Often confused with extremely dry skin, ichthyosis vulgaris is generally an inherited condition whereby dead skin cells accumulate as thick, dry scales on your skin’s surface. Sometimes referred to as fish scale disease or fish skin disease, ichthyosis vulgaris scales usually appear during early childhood and are associated with other skin disorders such as the allergic skin condition eczema. People suffering from the disease may experience several complications like secondary infections as well as hyperhidrosis or excessive sweating.
With ichthyosis vulgaris, your skin’s natural shedding process slows down, causing chronic excessive buildup of keratin in the upper layer of your skin.
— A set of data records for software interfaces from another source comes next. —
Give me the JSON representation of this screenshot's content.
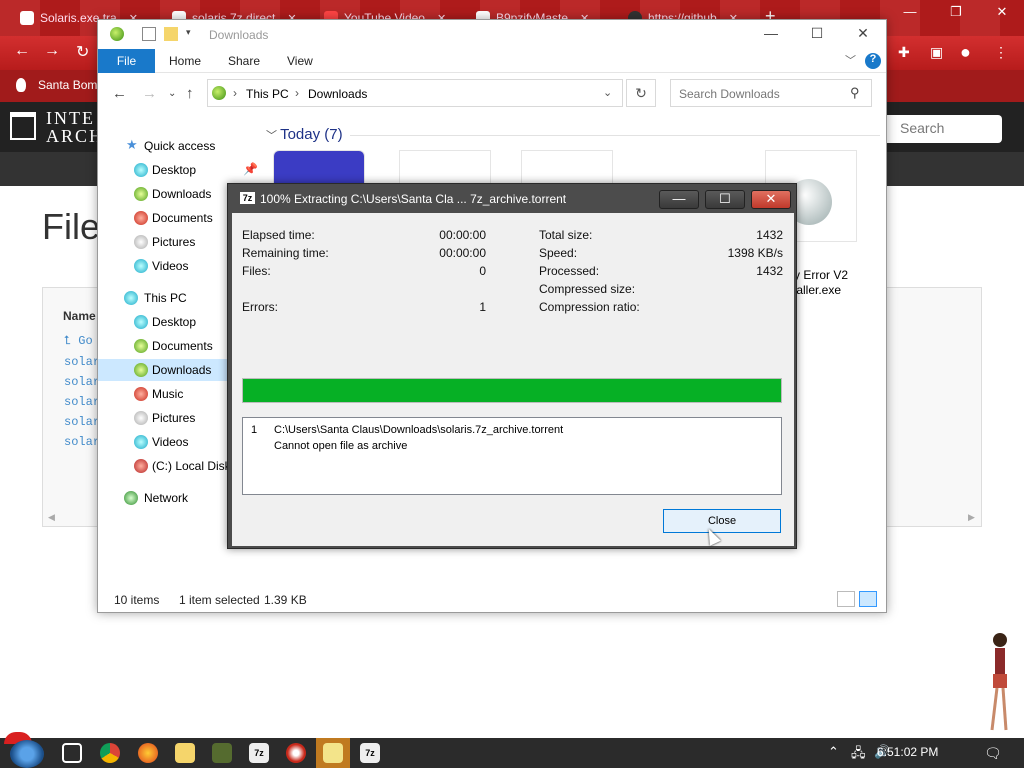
{
  "browser": {
    "tabs": [
      {
        "label": "Solaris.exe.tra"
      },
      {
        "label": "solaris.7z direct"
      },
      {
        "label": "YouTube Video"
      },
      {
        "label": "B9pzifyMaste"
      },
      {
        "label": "https://github"
      }
    ],
    "bookmark": "Santa Bom",
    "page": {
      "logo_line1": "INTE",
      "logo_line2": "ARCHI",
      "search_placeholder": "Search",
      "files_title": "File",
      "name_header": "Name",
      "go_up": "Go",
      "file_links": [
        "solar",
        "solar",
        "solar",
        "solar",
        "solar"
      ]
    }
  },
  "explorer": {
    "title": "Downloads",
    "ribbon": {
      "file": "File",
      "home": "Home",
      "share": "Share",
      "view": "View",
      "help": "?"
    },
    "address": {
      "this_pc": "This PC",
      "downloads": "Downloads"
    },
    "search_placeholder": "Search Downloads",
    "nav": {
      "quick_access": "Quick access",
      "qa_items": [
        "Desktop",
        "Downloads",
        "Documents",
        "Pictures",
        "Videos"
      ],
      "this_pc": "This PC",
      "pc_items": [
        "Desktop",
        "Documents",
        "Downloads",
        "Music",
        "Pictures",
        "Videos",
        "(C:) Local Disk"
      ],
      "network": "Network"
    },
    "group_header": "Today (7)",
    "visible_file_label_line1": "zy Error V2",
    "visible_file_label_line2": "taller.exe",
    "status": {
      "items": "10 items",
      "selected": "1 item selected",
      "size": "1.39 KB"
    }
  },
  "sevenzip": {
    "title": "100% Extracting C:\\Users\\Santa Cla ... 7z_archive.torrent",
    "progress_percent": 100,
    "left_stats": [
      {
        "label": "Elapsed time:",
        "value": "00:00:00"
      },
      {
        "label": "Remaining time:",
        "value": "00:00:00"
      },
      {
        "label": "Files:",
        "value": "0"
      },
      {
        "label": "Errors:",
        "value": "1"
      }
    ],
    "right_stats": [
      {
        "label": "Total size:",
        "value": "1432"
      },
      {
        "label": "Speed:",
        "value": "1398 KB/s"
      },
      {
        "label": "Processed:",
        "value": "1432"
      },
      {
        "label": "Compressed size:",
        "value": ""
      },
      {
        "label": "Compression ratio:",
        "value": ""
      }
    ],
    "messages": [
      {
        "num": "1",
        "path": "C:\\Users\\Santa Claus\\Downloads\\solaris.7z_archive.torrent",
        "error": "Cannot open file as archive"
      }
    ],
    "close_label": "Close"
  },
  "taskbar": {
    "clock": "6:51:02 PM"
  },
  "colors": {
    "browser_red": "#b71c1c",
    "ribbon_file_blue": "#1979ca",
    "progress_green": "#06b025",
    "selected_nav": "#cce8ff"
  }
}
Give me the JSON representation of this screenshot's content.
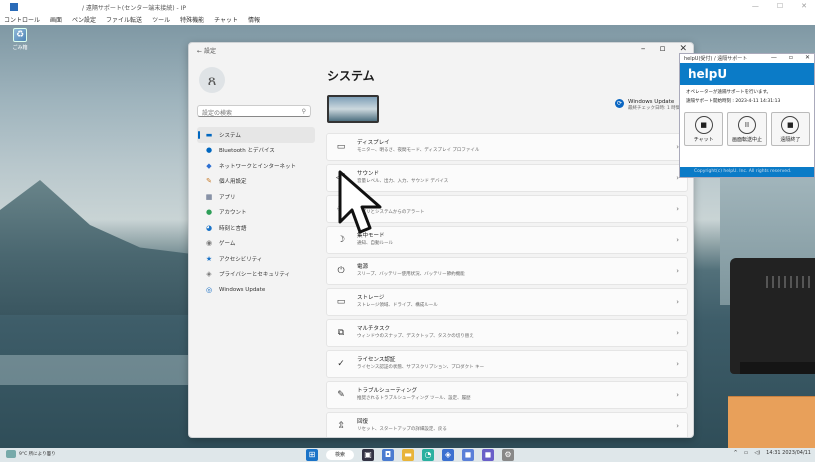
{
  "remote_window": {
    "title": "/ 遠隔サポート(センター端末接続) - IP",
    "menu": [
      "コントロール",
      "画面",
      "ペン設定",
      "ファイル転送",
      "ツール",
      "特殊機能",
      "チャット",
      "情報"
    ]
  },
  "desktop": {
    "icon_label": "ごみ箱"
  },
  "settings": {
    "back_label": "設定",
    "search_placeholder": "設定の検索",
    "page_title": "システム",
    "windows_update": {
      "title": "Windows Update",
      "subtitle": "最終チェック日時: 1 時間前"
    },
    "nav": [
      {
        "icon": "system-icon",
        "glyph": "▬",
        "label": "システム",
        "color": "#0067c0",
        "selected": true
      },
      {
        "icon": "bluetooth-icon",
        "glyph": "●",
        "label": "Bluetooth とデバイス",
        "color": "#0067c0"
      },
      {
        "icon": "network-icon",
        "glyph": "◆",
        "label": "ネットワークとインターネット",
        "color": "#2d6fd1"
      },
      {
        "icon": "personalization-icon",
        "glyph": "✎",
        "label": "個人用設定",
        "color": "#c77b2a"
      },
      {
        "icon": "apps-icon",
        "glyph": "▦",
        "label": "アプリ",
        "color": "#4a5a7a"
      },
      {
        "icon": "accounts-icon",
        "glyph": "●",
        "label": "アカウント",
        "color": "#2e9e58"
      },
      {
        "icon": "time-language-icon",
        "glyph": "◕",
        "label": "時刻と言語",
        "color": "#1a73c8"
      },
      {
        "icon": "gaming-icon",
        "glyph": "◉",
        "label": "ゲーム",
        "color": "#777"
      },
      {
        "icon": "accessibility-icon",
        "glyph": "★",
        "label": "アクセシビリティ",
        "color": "#1a73c8"
      },
      {
        "icon": "privacy-icon",
        "glyph": "◈",
        "label": "プライバシーとセキュリティ",
        "color": "#777"
      },
      {
        "icon": "windows-update-icon",
        "glyph": "◎",
        "label": "Windows Update",
        "color": "#0a66c2"
      }
    ],
    "cards": [
      {
        "icon": "display-icon",
        "glyph": "▭",
        "title": "ディスプレイ",
        "sub": "モニター、明るさ、夜間モード、ディスプレイ プロファイル"
      },
      {
        "icon": "sound-icon",
        "glyph": "◁)",
        "title": "サウンド",
        "sub": "音量レベル、出力、入力、サウンド デバイス"
      },
      {
        "icon": "notifications-icon",
        "glyph": "◌",
        "title": "通知",
        "sub": "アプリとシステムからのアラート"
      },
      {
        "icon": "focus-icon",
        "glyph": "☽",
        "title": "集中モード",
        "sub": "通知、自動ルール"
      },
      {
        "icon": "power-icon",
        "glyph": "⏻",
        "title": "電源",
        "sub": "スリープ、バッテリー使用状況、バッテリー節約機能"
      },
      {
        "icon": "storage-icon",
        "glyph": "▭",
        "title": "ストレージ",
        "sub": "ストレージ領域、ドライブ、構成ルール"
      },
      {
        "icon": "multitasking-icon",
        "glyph": "⧉",
        "title": "マルチタスク",
        "sub": "ウィンドウのスナップ、デスクトップ、タスクの切り替え"
      },
      {
        "icon": "activation-icon",
        "glyph": "✓",
        "title": "ライセンス認証",
        "sub": "ライセンス認証の状態、サブスクリプション、プロダクト キー"
      },
      {
        "icon": "troubleshoot-icon",
        "glyph": "✎",
        "title": "トラブルシューティング",
        "sub": "推奨されるトラブルシューティング ツール、設定、履歴"
      },
      {
        "icon": "recovery-icon",
        "glyph": "⇬",
        "title": "回復",
        "sub": "リセット、スタートアップの詳細設定、戻る"
      }
    ]
  },
  "helpu": {
    "title": "helpU(受付) / 遠隔サポート",
    "logo": "helpU",
    "message": "オペレーターが遠隔サポートを行います。",
    "session_info": "遠隔サポート開始時刻 : 2023-4-11 14:31:13",
    "buttons": [
      {
        "label": "チャット",
        "glyph": "■"
      },
      {
        "label": "画面転送中止",
        "glyph": "II"
      },
      {
        "label": "遠隔終了",
        "glyph": "■"
      }
    ],
    "footer": "Copyright(c) helpU. Inc. All rights reserved."
  },
  "taskbar": {
    "weather": "9°C 所により曇り",
    "search_label": "検索",
    "clock": "14:31 2023/04/11"
  }
}
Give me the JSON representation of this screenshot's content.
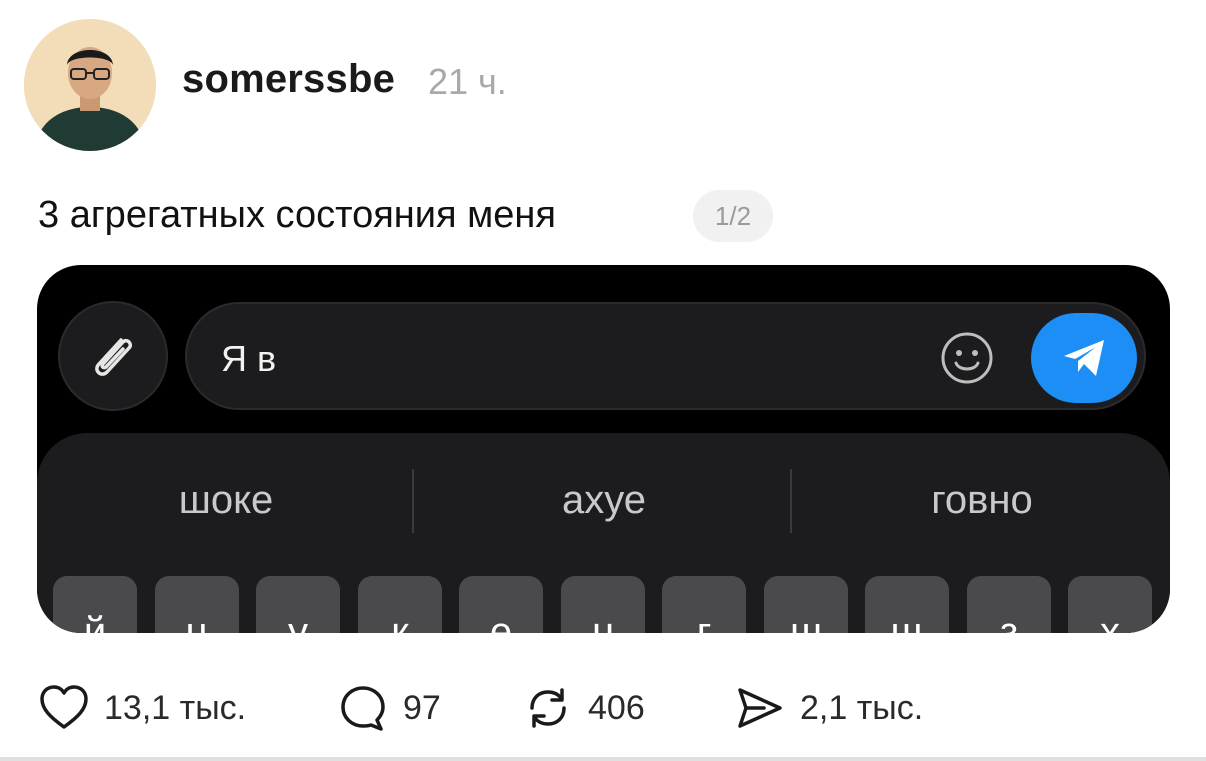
{
  "post": {
    "author": "somerssbe",
    "time": "21 ч.",
    "caption": "3 агрегатных состояния меня",
    "pager": "1/2"
  },
  "media": {
    "input_text": "Я в",
    "suggestions": [
      "шоке",
      "ахуе",
      "говно"
    ],
    "keys": [
      "й",
      "ц",
      "у",
      "к",
      "е",
      "н",
      "г",
      "ш",
      "щ",
      "з",
      "х"
    ],
    "send_color": "#1d8ef5"
  },
  "actions": {
    "likes": "13,1 тыс.",
    "comments": "97",
    "reposts": "406",
    "shares": "2,1 тыс."
  },
  "icons": {
    "avatar": "avatar-photo",
    "attach": "paperclip-icon",
    "emoji": "smiley-icon",
    "send": "paper-plane-icon",
    "like": "heart-icon",
    "comment": "speech-bubble-icon",
    "repost": "repost-icon",
    "share": "share-icon"
  }
}
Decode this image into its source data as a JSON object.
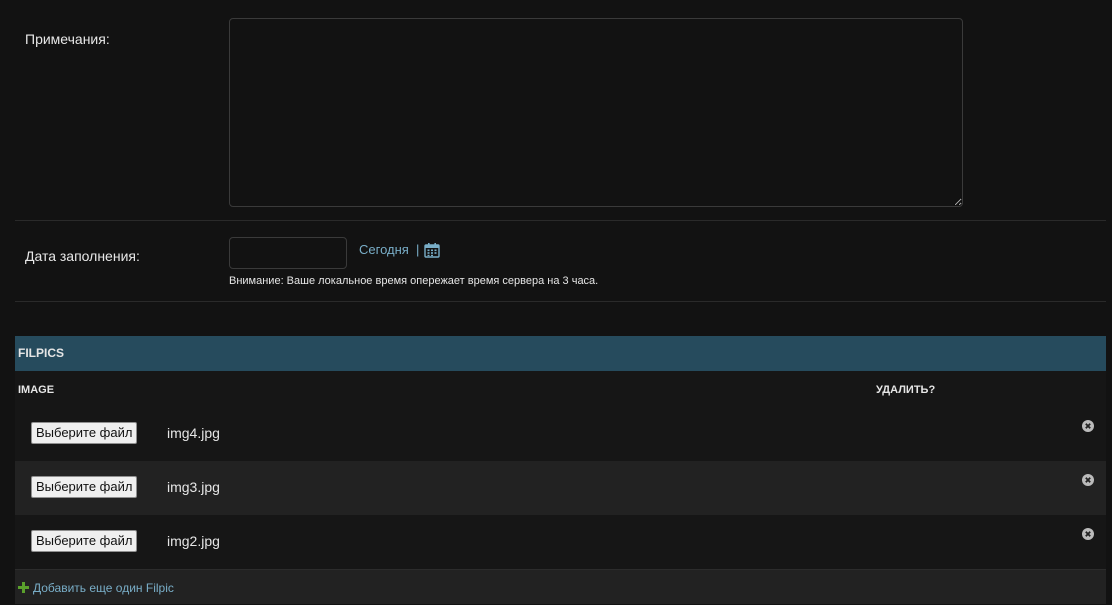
{
  "notes": {
    "label": "Примечания:",
    "value": ""
  },
  "fill_date": {
    "label": "Дата заполнения:",
    "value": "",
    "today_link": "Сегодня",
    "separator": "|",
    "calendar_icon": "calendar-icon",
    "warning": "Внимание: Ваше локальное время опережает время сервера на 3 часа."
  },
  "inline": {
    "title": "FILPICS",
    "columns": {
      "image": "IMAGE",
      "delete": "УДАЛИТЬ?"
    },
    "choose_label": "Выберите файл",
    "rows": [
      {
        "file": "img4.jpg"
      },
      {
        "file": "img3.jpg"
      },
      {
        "file": "img2.jpg"
      }
    ],
    "add_link": "Добавить еще один Filpic"
  },
  "colors": {
    "inline_header_bg": "#264b5d",
    "link": "#79aec8",
    "add_icon": "#5aa02c",
    "background": "#121212"
  }
}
Symptoms may include:
1. Dry, scaly skin
2. Small tile-like scales
3. Flaky scalp
4. White, dirty brown or grey colored scales
5. Deep, painful cracks on your skin
These scales usually appear on your lower legs, elbows and over your shins and generally worsen in cold and dry environments. In warm or humid environments, symptoms gradually improve or may even resolve.
The main cause of ichthyosis vulgaris is one or more genetic defects inherited from either one or both parents. Children who inherit a defective gene only from one parent will suffer from a relatively milder case of the disease, in comparison to those inheriting from both parents.
If the causes are not genetic abnormalities, the disease is referred to as an acquired ichthyosis. It is normally accompanied by other diseases, such as thyroid disease, cancer or even HIV/AIDS.